Start of MATERIAL PROVIDED

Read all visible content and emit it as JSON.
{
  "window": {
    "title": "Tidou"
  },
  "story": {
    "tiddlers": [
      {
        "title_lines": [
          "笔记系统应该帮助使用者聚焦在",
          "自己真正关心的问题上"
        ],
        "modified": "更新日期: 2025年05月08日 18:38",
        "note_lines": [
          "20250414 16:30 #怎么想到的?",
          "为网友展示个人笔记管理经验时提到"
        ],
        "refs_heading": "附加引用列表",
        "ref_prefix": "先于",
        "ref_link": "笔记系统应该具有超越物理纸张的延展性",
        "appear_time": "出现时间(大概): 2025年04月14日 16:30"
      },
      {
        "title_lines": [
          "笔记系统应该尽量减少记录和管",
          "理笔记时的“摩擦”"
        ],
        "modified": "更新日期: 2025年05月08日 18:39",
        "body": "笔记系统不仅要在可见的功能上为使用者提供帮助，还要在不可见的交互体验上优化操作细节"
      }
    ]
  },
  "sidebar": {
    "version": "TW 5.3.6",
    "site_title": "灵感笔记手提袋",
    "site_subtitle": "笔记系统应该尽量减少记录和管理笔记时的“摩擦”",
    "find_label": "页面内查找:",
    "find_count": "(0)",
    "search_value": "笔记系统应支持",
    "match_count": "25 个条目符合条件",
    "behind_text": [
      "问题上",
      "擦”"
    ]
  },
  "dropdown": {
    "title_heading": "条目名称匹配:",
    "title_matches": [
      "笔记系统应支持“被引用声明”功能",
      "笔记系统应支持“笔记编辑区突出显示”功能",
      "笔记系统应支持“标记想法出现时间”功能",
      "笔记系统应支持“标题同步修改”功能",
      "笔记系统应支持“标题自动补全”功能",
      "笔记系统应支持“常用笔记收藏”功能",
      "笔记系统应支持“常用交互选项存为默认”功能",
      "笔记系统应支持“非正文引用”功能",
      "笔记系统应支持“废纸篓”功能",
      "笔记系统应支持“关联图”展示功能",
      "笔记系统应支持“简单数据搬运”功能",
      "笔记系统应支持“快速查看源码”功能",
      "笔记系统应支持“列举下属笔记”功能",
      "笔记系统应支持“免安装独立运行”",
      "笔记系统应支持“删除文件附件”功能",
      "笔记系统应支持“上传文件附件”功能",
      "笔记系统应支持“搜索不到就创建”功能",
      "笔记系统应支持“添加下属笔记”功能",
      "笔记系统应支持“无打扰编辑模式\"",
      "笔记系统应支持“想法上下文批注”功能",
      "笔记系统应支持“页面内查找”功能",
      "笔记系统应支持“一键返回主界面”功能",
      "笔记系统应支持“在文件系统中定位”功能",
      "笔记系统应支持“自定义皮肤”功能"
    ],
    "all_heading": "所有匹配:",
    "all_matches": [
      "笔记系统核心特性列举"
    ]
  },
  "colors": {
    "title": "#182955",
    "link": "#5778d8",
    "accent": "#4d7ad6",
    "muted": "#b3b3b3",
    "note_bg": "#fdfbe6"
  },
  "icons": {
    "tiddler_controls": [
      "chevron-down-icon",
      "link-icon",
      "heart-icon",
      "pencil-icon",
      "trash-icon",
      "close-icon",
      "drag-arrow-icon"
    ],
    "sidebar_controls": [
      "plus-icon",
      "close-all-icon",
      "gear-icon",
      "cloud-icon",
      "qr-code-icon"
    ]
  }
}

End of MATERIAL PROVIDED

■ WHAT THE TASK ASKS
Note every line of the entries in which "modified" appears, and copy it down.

■ ANSWER TO THIS TASK
        "modified": "更新日期: 2025年05月08日 18:38",
        "modified": "更新日期: 2025年05月08日 18:39",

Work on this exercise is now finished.